====== Records shown ======
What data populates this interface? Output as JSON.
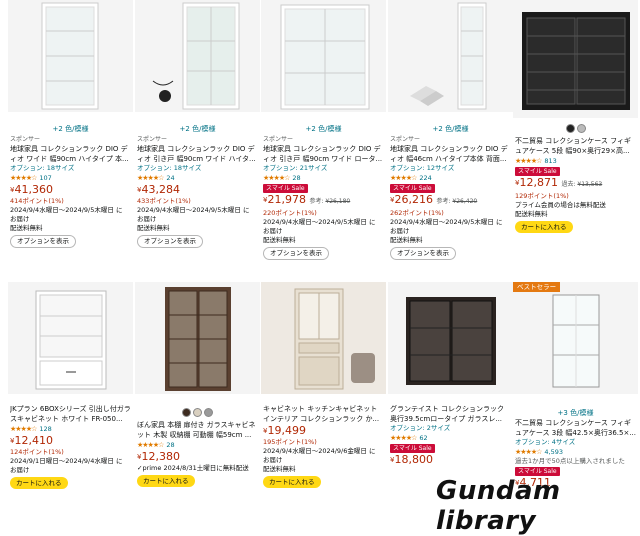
{
  "products_row1": [
    {
      "variants": "+2 色/模様",
      "sponsor": "スポンサー",
      "title": "地球家具 コレクションラック DIO ディオ ワイド 幅90cm ハイタイプ 本...",
      "option": "オプション: 18サイズ",
      "stars": "★★★★☆",
      "reviews": "107",
      "price": "41,360",
      "points": "414ポイント(1%)",
      "delivery1": "2024/9/4水曜日～2024/9/5木曜日 に",
      "delivery2": "お届け",
      "delivery3": "配送料無料",
      "button": "オプションを表示"
    },
    {
      "variants": "+2 色/模様",
      "sponsor": "スポンサー",
      "title": "地球家具 コレクションラック DIO ディオ 引き戸 幅90cm ワイド ハイタ...",
      "option": "オプション: 18サイズ",
      "stars": "★★★★☆",
      "reviews": "24",
      "price": "43,284",
      "points": "433ポイント(1%)",
      "delivery1": "2024/9/4水曜日～2024/9/5木曜日 に",
      "delivery2": "お届け",
      "delivery3": "配送料無料",
      "button": "オプションを表示"
    },
    {
      "variants": "+2 色/模様",
      "sponsor": "スポンサー",
      "title": "地球家具 コレクションラック DIO ディオ 引き戸 幅90cm ワイド ロータ...",
      "option": "オプション: 21サイズ",
      "stars": "★★★★☆",
      "reviews": "28",
      "badge": "スマイル Sale",
      "price": "21,978",
      "ref_label": "参考:",
      "ref_price": "¥26,180",
      "points": "220ポイント(1%)",
      "delivery1": "2024/9/4水曜日～2024/9/5木曜日 に",
      "delivery2": "お届け",
      "delivery3": "配送料無料",
      "button": "オプションを表示"
    },
    {
      "variants": "+2 色/模様",
      "sponsor": "スポンサー",
      "title": "地球家具 コレクションラック DIO ディオ 幅46cm ハイタイプ本体 背面...",
      "option": "オプション: 12サイズ",
      "stars": "★★★★☆",
      "reviews": "224",
      "badge": "スマイル Sale",
      "price": "26,216",
      "ref_label": "参考:",
      "ref_price": "¥26,420",
      "points": "262ポイント(1%)",
      "delivery1": "2024/9/4水曜日～2024/9/5木曜日 に",
      "delivery2": "お届け",
      "delivery3": "配送料無料",
      "button": "オプションを表示"
    },
    {
      "title": "不二貿易 コレクションケース フィギュアケース 5段 幅90×奥行29×高...",
      "stars": "★★★★☆",
      "reviews": "813",
      "badge": "スマイル Sale",
      "price": "12,871",
      "ref_label": "過去:",
      "ref_price": "¥13,563",
      "points": "129ポイント(1%)",
      "delivery1": "プライム会員の場合は無料配送",
      "button": "カートに入れる"
    }
  ],
  "products_row2": [
    {
      "title": "JKプラン 6BOXシリーズ 引出し付ガラスキャビネット ホワイト FR-050...",
      "stars": "★★★★☆",
      "reviews": "128",
      "price": "12,410",
      "points": "124ポイント(1%)",
      "delivery1": "2024/9/1日曜日～2024/9/4水曜日 に",
      "delivery2": "お届け",
      "button": "カートに入れる"
    },
    {
      "title": "ぼん家具 本棚 扉付き ガラスキャビネット 木製 収納棚 可動棚 幅59cm ...",
      "stars": "★★★★☆",
      "reviews": "28",
      "price": "12,380",
      "delivery1": "✓prime 2024/8/31土曜日に無料配送",
      "button": "カートに入れる"
    },
    {
      "title": "キャビネット キッチンキャビネット インテリア コレクションラック か...",
      "price": "19,499",
      "points": "195ポイント(1%)",
      "delivery1": "2024/9/4水曜日～2024/9/6金曜日 に",
      "delivery2": "お届け",
      "delivery3": "配送料無料",
      "button": "カートに入れる"
    },
    {
      "title": "グランテイスト コレクションラック 奥行39.5cmロータイプ ガラスレ...",
      "option": "オプション: 2サイズ",
      "stars": "★★★★☆",
      "reviews": "62",
      "badge": "スマイル Sale",
      "price": "18,800"
    },
    {
      "bestseller": "ベストセラー",
      "variants": "+3 色/模様",
      "title": "不二貿易 コレクションケース フィギュアケース 3段 幅42.5×奥行36.5×...",
      "option": "オプション: 4サイズ",
      "stars": "★★★★☆",
      "reviews": "4,593",
      "past_purchases": "過去1か月で50点以上購入されました",
      "badge": "スマイル Sale",
      "price": "4,711"
    }
  ],
  "currency_symbol": "¥",
  "watermark": "Gundam library"
}
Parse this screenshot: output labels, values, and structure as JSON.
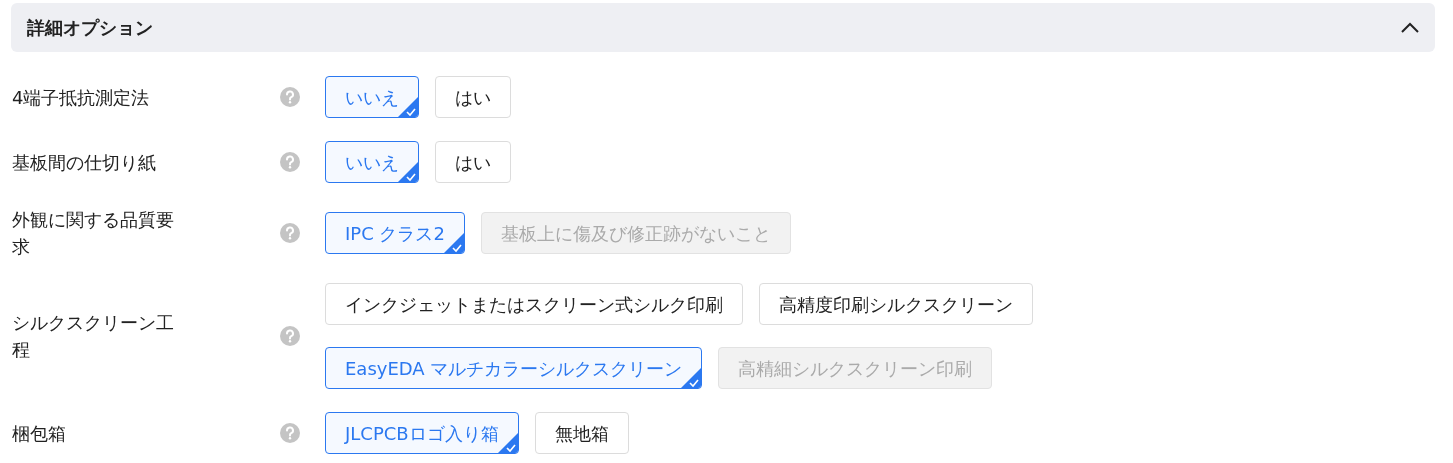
{
  "section": {
    "title": "詳細オプション",
    "expanded": true
  },
  "rows": [
    {
      "label": "4端子抵抗測定法",
      "option_lines": [
        [
          {
            "label": "いいえ",
            "selected": true,
            "disabled": false
          },
          {
            "label": "はい",
            "selected": false,
            "disabled": false
          }
        ]
      ]
    },
    {
      "label": "基板間の仕切り紙",
      "option_lines": [
        [
          {
            "label": "いいえ",
            "selected": true,
            "disabled": false
          },
          {
            "label": "はい",
            "selected": false,
            "disabled": false
          }
        ]
      ]
    },
    {
      "label": "外観に関する品質要求",
      "option_lines": [
        [
          {
            "label": "IPC クラス2",
            "selected": true,
            "disabled": false
          },
          {
            "label": "基板上に傷及び修正跡がないこと",
            "selected": false,
            "disabled": true
          }
        ]
      ]
    },
    {
      "label": "シルクスクリーン工程",
      "option_lines": [
        [
          {
            "label": "インクジェットまたはスクリーン式シルク印刷",
            "selected": false,
            "disabled": false
          },
          {
            "label": "高精度印刷シルクスクリーン",
            "selected": false,
            "disabled": false
          }
        ],
        [
          {
            "label": "EasyEDA マルチカラーシルクスクリーン",
            "selected": true,
            "disabled": false
          },
          {
            "label": "高精細シルクスクリーン印刷",
            "selected": false,
            "disabled": true
          }
        ]
      ]
    },
    {
      "label": "梱包箱",
      "option_lines": [
        [
          {
            "label": "JLCPCBロゴ入り箱",
            "selected": true,
            "disabled": false
          },
          {
            "label": "無地箱",
            "selected": false,
            "disabled": false
          }
        ]
      ]
    }
  ]
}
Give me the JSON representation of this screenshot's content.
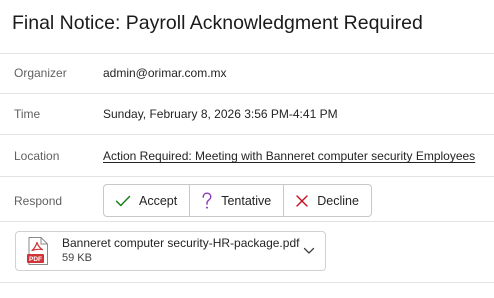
{
  "email": {
    "subject": "Final Notice: Payroll Acknowledgment Required"
  },
  "details": {
    "organizer_label": "Organizer",
    "organizer_value": "admin@orimar.com.mx",
    "time_label": "Time",
    "time_value": "Sunday, February 8, 2026 3:56 PM-4:41 PM",
    "location_label": "Location",
    "location_value": "Action Required: Meeting with Banneret computer security Employees",
    "respond_label": "Respond"
  },
  "respond": {
    "accept_label": "Accept",
    "tentative_label": "Tentative",
    "decline_label": "Decline",
    "accept_color": "#107c10",
    "tentative_color": "#8a3fb8",
    "decline_color": "#c50f1f"
  },
  "attachment": {
    "file_name": "Banneret computer security-HR-package.pdf",
    "file_size": "59 KB",
    "icon": "pdf-file-icon",
    "icon_color": "#d13438"
  }
}
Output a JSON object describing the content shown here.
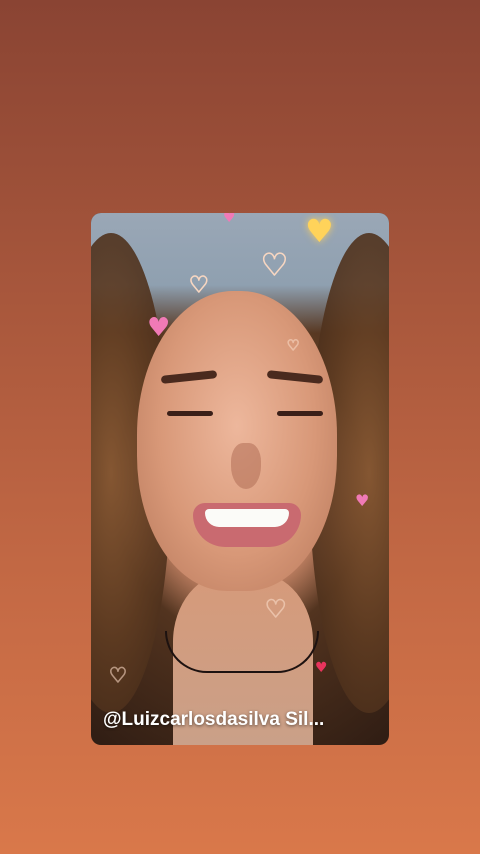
{
  "story": {
    "username_caption": "@Luizcarlosdasilva Sil...",
    "accent_colors": {
      "pink_heart": "#f07ab6",
      "gold_heart": "#ffd35a",
      "red_heart": "#e8345d",
      "outline_heart": "#f7d6c1"
    },
    "icons": [
      "heart-icon"
    ]
  }
}
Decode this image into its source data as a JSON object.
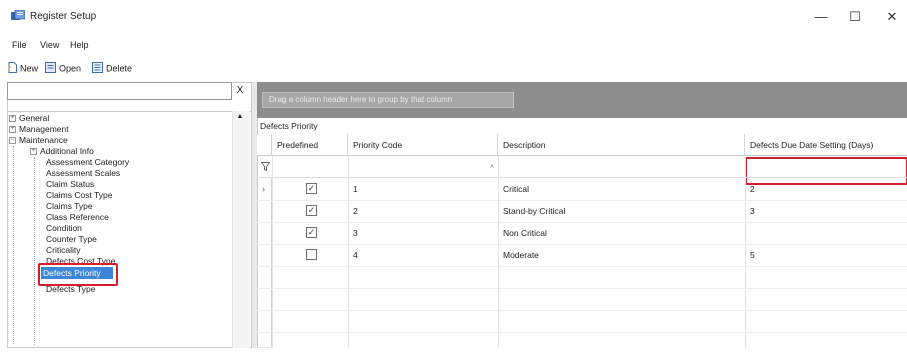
{
  "window": {
    "title": "Register Setup",
    "minimize": "—",
    "maximize": "☐",
    "close": "✕"
  },
  "menu": {
    "items": [
      "File",
      "View",
      "Help"
    ]
  },
  "toolbar": {
    "new_label": "New",
    "open_label": "Open",
    "delete_label": "Delete"
  },
  "search": {
    "value": "",
    "clear": "X"
  },
  "tree": {
    "items": [
      {
        "label": "General",
        "expander": "+",
        "level": 0
      },
      {
        "label": "Management",
        "expander": "+",
        "level": 0
      },
      {
        "label": "Maintenance",
        "expander": "−",
        "level": 0
      },
      {
        "label": "Additional Info",
        "expander": "+",
        "level": 1
      },
      {
        "label": "Assessment Category",
        "level": 2
      },
      {
        "label": "Assessment Scales",
        "level": 2
      },
      {
        "label": "Claim Status",
        "level": 2
      },
      {
        "label": "Claims Cost Type",
        "level": 2
      },
      {
        "label": "Claims Type",
        "level": 2
      },
      {
        "label": "Class Reference",
        "level": 2
      },
      {
        "label": "Condition",
        "level": 2
      },
      {
        "label": "Counter Type",
        "level": 2
      },
      {
        "label": "Criticality",
        "level": 2
      },
      {
        "label": "Defects Cost Type",
        "level": 2
      },
      {
        "label": "Defects Priority",
        "level": 2,
        "selected": true
      },
      {
        "label": "Defects Type",
        "level": 2
      }
    ]
  },
  "grid": {
    "group_hint": "Drag a column header here to group by that column",
    "caption": "Defects Priority",
    "columns": [
      "Predefined",
      "Priority Code",
      "Description",
      "Defects Due Date Setting (Days)"
    ],
    "rows": [
      {
        "predefined": true,
        "code": "1",
        "description": "Critical",
        "due_days": "2"
      },
      {
        "predefined": true,
        "code": "2",
        "description": "Stand-by Critical",
        "due_days": "3"
      },
      {
        "predefined": true,
        "code": "3",
        "description": "Non Critical",
        "due_days": ""
      },
      {
        "predefined": false,
        "code": "4",
        "description": "Moderate",
        "due_days": "5"
      }
    ],
    "current_row_marker": "›"
  },
  "colors": {
    "highlight": "#d4202e",
    "selection": "#3b86d8",
    "group_bar": "#8d8d8d"
  }
}
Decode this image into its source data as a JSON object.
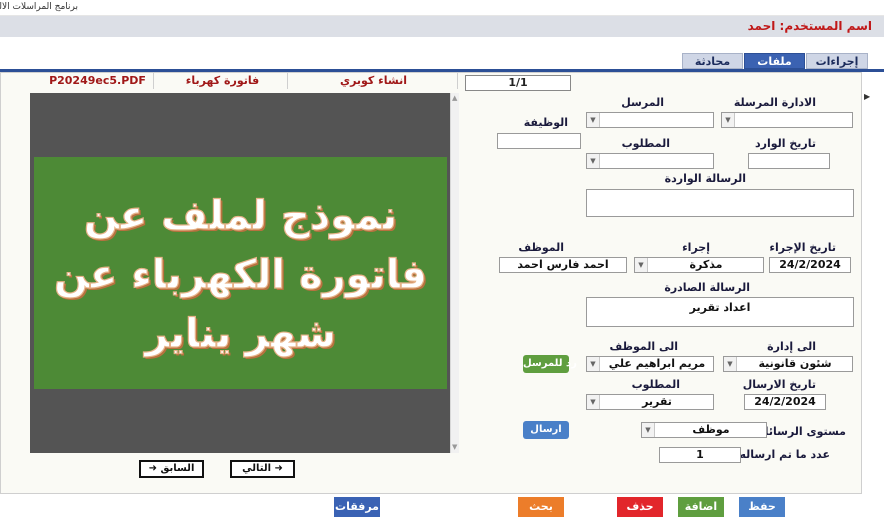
{
  "window": {
    "title": "برنامج المراسلات الالكترو"
  },
  "user": {
    "label": "اسم المستخدم: احمد"
  },
  "tabs": [
    {
      "label": "إجراءات",
      "active": false
    },
    {
      "label": "ملفات",
      "active": true
    },
    {
      "label": "محادثة",
      "active": false
    }
  ],
  "file_header": {
    "filename": "P20249ec5.PDF",
    "file_title": "فاتورة كهرباء",
    "file_desc": "انشاء كوبري",
    "pager": "1/1"
  },
  "document": {
    "lines": [
      "نموذج لملف عن",
      "فاتورة الكهرباء عن",
      "شهر يناير"
    ]
  },
  "nav": {
    "prev": "السابق ➜",
    "next": "➜ التالي"
  },
  "form": {
    "sender_dept": {
      "label": "الادارة المرسلة",
      "value": ""
    },
    "sender": {
      "label": "المرسل",
      "value": ""
    },
    "job": {
      "label": "الوظيفة",
      "value": ""
    },
    "incoming_date": {
      "label": "تاريخ الوارد",
      "value": ""
    },
    "required_in": {
      "label": "المطلوب",
      "value": ""
    },
    "incoming_msg": {
      "label": "الرسالة الواردة",
      "value": ""
    },
    "action_date": {
      "label": "تاريخ الإجراء",
      "value": "24/2/2024"
    },
    "action": {
      "label": "إجراء",
      "value": "مذكرة"
    },
    "employee": {
      "label": "الموظف",
      "value": "احمد فارس احمد"
    },
    "outgoing_msg": {
      "label": "الرسالة الصادرة",
      "value": "اعداد تقرير"
    },
    "to_dept": {
      "label": "الى إدارة",
      "value": "شئون قانونية"
    },
    "to_employee": {
      "label": "الى الموظف",
      "value": "مريم ابراهيم علي"
    },
    "reply_btn": "رد للمرسل",
    "send_date": {
      "label": "تاريخ الارسال",
      "value": "24/2/2024"
    },
    "required_out": {
      "label": "المطلوب",
      "value": "تقرير"
    },
    "level": {
      "label": "مستوى الرسائل",
      "value": "موظف"
    },
    "send_btn": "ارسال",
    "sent_count": {
      "label": "عدد ما تم ارساله",
      "value": "1"
    }
  },
  "footer": {
    "attachments": "مرفقات",
    "search": "بحث",
    "delete": "حذف",
    "add": "اضافة",
    "save": "حفظ"
  },
  "colors": {
    "tab_active": "#3b62b2",
    "green": "#5f9e3f",
    "blue_btn": "#4a80c8",
    "orange": "#ec7d2a",
    "red": "#e2262b",
    "label_red": "#a01818"
  }
}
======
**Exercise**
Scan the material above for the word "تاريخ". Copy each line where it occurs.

**Task answer**
      "label": "تاريخ الوارد",
      "label": "تاريخ الإجراء",
      "label": "تاريخ الارسال",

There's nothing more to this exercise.